- Bygate, M. (1987). Speaking. Oxford: Oxford University Press.Google Scholar
- Cheng, L., & Curtis, A. (Eds.). (2010). English language assessment and the Chinese learner. New York: Routledge, Taylor and Francis Group.Google Scholar
- Council of Europe. (2001). The common European framework of reference for languages: learning, teaching, assessment. Cambridge: Cambridge University Press.Google Scholar
- Fan, J., & Ji, P. (2013). Examining the validity of the Fudan English Test: test data analysis. Foreign Language Testing and Teaching, 2, 45–53.Google Scholar
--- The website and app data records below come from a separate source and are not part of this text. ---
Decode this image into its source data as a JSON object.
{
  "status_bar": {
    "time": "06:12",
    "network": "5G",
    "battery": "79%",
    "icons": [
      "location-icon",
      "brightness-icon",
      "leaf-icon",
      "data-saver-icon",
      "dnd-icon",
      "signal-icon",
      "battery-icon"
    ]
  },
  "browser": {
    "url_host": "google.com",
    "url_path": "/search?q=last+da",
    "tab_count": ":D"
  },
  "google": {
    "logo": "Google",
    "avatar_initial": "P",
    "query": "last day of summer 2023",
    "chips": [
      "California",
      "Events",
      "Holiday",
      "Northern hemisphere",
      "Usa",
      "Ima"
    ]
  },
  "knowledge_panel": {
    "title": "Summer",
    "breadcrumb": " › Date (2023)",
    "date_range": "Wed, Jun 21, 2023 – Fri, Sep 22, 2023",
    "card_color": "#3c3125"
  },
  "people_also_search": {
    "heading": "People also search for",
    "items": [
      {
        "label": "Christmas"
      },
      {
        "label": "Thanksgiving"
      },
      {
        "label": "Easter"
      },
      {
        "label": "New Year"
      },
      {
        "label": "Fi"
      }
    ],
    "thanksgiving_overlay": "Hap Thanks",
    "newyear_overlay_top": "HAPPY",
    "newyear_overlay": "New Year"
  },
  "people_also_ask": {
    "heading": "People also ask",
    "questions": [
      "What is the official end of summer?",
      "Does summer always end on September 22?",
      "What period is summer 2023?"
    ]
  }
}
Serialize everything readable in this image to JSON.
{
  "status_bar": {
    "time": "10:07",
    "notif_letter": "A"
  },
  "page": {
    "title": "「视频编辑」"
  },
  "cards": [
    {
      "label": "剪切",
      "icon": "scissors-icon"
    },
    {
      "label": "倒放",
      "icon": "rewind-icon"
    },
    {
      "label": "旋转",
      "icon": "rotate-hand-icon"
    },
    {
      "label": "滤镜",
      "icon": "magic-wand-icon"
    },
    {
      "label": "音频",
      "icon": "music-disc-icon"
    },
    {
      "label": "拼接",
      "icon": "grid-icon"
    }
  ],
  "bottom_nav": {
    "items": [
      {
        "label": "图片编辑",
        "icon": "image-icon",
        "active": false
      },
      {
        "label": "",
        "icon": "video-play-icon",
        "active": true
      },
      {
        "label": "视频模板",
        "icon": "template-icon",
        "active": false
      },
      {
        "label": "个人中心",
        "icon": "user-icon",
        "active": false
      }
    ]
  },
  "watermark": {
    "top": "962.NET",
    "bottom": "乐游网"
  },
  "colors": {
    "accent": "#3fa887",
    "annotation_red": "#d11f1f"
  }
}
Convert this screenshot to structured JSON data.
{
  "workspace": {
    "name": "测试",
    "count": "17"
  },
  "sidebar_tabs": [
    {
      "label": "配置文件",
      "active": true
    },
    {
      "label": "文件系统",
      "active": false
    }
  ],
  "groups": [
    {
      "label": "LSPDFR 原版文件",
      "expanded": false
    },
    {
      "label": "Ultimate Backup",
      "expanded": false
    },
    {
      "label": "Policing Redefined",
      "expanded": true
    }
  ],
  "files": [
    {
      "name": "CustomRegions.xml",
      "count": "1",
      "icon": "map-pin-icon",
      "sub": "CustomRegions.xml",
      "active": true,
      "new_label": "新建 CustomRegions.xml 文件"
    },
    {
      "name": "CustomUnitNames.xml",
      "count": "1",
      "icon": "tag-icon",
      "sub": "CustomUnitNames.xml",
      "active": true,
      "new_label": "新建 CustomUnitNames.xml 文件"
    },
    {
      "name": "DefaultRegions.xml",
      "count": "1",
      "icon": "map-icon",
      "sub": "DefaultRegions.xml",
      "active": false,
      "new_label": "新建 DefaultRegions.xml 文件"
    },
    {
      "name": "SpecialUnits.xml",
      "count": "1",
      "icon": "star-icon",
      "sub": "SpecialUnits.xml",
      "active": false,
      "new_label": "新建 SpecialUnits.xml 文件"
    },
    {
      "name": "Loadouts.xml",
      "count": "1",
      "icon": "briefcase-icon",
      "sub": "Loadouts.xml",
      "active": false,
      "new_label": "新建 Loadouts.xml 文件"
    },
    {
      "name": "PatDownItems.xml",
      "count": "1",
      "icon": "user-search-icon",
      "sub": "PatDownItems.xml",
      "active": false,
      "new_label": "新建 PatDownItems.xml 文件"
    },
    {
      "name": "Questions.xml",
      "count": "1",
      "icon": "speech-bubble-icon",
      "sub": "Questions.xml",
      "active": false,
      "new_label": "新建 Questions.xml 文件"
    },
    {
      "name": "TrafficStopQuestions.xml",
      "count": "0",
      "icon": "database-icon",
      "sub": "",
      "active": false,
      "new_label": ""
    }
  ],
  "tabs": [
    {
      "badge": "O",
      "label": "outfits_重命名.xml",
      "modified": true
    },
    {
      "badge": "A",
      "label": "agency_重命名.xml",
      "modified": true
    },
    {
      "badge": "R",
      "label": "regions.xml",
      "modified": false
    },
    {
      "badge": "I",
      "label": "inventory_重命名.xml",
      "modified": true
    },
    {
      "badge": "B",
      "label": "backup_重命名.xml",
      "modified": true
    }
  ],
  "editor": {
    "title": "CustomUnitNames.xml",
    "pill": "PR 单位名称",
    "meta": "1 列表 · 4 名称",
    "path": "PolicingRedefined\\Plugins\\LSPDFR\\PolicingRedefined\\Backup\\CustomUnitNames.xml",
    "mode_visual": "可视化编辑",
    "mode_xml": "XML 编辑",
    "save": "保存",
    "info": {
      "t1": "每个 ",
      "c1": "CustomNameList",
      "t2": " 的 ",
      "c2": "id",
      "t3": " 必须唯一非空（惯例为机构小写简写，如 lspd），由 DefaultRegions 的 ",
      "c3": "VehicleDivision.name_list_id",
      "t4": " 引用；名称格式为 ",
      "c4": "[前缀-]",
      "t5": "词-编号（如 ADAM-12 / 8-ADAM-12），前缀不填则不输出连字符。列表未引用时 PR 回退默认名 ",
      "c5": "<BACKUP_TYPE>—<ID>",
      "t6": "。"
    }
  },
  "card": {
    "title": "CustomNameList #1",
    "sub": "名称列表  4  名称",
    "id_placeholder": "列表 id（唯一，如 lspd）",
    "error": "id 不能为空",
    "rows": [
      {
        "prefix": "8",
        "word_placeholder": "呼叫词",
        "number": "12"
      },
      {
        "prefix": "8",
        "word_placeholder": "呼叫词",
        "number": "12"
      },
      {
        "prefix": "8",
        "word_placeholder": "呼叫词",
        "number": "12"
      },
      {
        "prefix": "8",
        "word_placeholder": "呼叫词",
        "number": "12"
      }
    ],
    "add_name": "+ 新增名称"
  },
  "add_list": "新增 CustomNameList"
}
- He, L., & Dai, Y. (2006). A corpus-based investigation into the validity of the CET-SET group discussion. Language Testing, 23(3), 370–401.View ArticleGoogle Scholar
- Jacoby, S., & Ochs, E. (1995). Co-construction: an introduction. Research on Language and Social Interaction, 28(3), 171–183.View ArticleGoogle Scholar
- James, M. (2011). Assessment for learning: research and policy in the (Dis)United Kingdom. In R. Berry & B. Adamson (Eds.), Assessment reform in education: policy and practice (pp. 15–32). Dordrecht: Springer.View ArticleGoogle Scholar
- Jin, T., Wang, Y., Song, C., & Guo, S. (2008). An empirical study of fuzzy scoring methods for speaking tests. Modern Foreign Languages, 31(2), 157–164.Google Scholar
- Jin, Y., Wu, Z. M., Alderson, C., & Song, W. (2016). Developing a framework of reference for English language education in China: challenges at macro- and micro-political levels. Language Testing in Asia, x, xx.Google Scholar
- Lazaraton, A. (1998). An analysis of differences in linguistic features of candidates at different levels of the IELTS Speaking Test [Unpublished study commissioned by UCLES].Google Scholar
- Lazaraton, A. (2002). A qualitative approach to the validation of oral language tests. Cambridge: Cambridge University Press.Google Scholar
- Mendelsohn, D. J. (1989). Testing should reflect teaching. TESL Canada Journal, 7(1), 95–108.View ArticleGoogle Scholar
- Ministry of Education. (2007). College English Curriculum Requirements. Shanghai: Shanghai Foreign Language Education Press.Google Scholar
- O’Sullivan, B., Weir, C., & Saville, N. (2002). Using observation checklists to validate speaking-test tasks. Language Testing, 19(1), 33–56.View ArticleGoogle Scholar
- Pan, Q. (2013). An empirical study on the correlation between fluency and accuracy in Chinese EFL learners’ oral production and its longitudinal trends between different proficiency levels. Foreign Language Research, 4, 100–106.Google Scholar
- Renmin University of China. (2013a). Standards for Oral Proficiency in English. Beijing: Renmin University Press.Google Scholar
- Renmin University of China. (2013b). Test for oral proficiency in English: test syllabus. Beijing: Renmin University Press.Google Scholar
- Seedhouse, P. (2004). The Interactional Architecture of the Language Classroom: a conversation analysis perspective. Malden: Wiley-Blackwell.Google Scholar
- Seedhouse, P., Harris, A., Naeb, R., & Üstünel, E. (2014). The relationship between speaking features and band descriptors: a mixed methods study. IELTS Research Reports Online Series, 2, 1–30.Google Scholar
- Sun, H., & Wei, M. (2012). Modern measurement analysis of an oral rating scale. Foreign Languages and Their Teaching, 6, 66–70.Google Scholar
- Tang, L. (2014). Features of conversation interaction in pared speaking test. Foreign Languages and Their Teaching, 5, 36–41.Google Scholar
- TOPE Project Group. (2013). Unpublished report for developing Test of Oral Proficiency in English. Beijing: Renmin University of China.Google Scholar
- Tsinghua English Proficiency Test Group. (2012). Tsinghua English Proficiency Test Syllabus (2nd ed.). Beijing: Tsinghua University Press.Google Scholar
- Wang, Y. (2015). Distinguishing features in second language speaking assessment. Journal of PLA University of Foreign Languages, 38(2), 102–108.Google Scholar
- Weir, C. J. (2005). Language testing and validation: An evidence-based approach. Basingstoke: Palgrave Macmillan.View ArticleGoogle Scholar
- Yi, Q., & Zeng, L. (2004). Scoring pattern and its application to the evaluation of oral language skills. Modern Foreign Languages, 27(1), 81–86.Google Scholar
- Young, R. (1995). Conversational styles in language proficiency interviews. Language Learning, 45(1), 3–42.View ArticleGoogle Scholar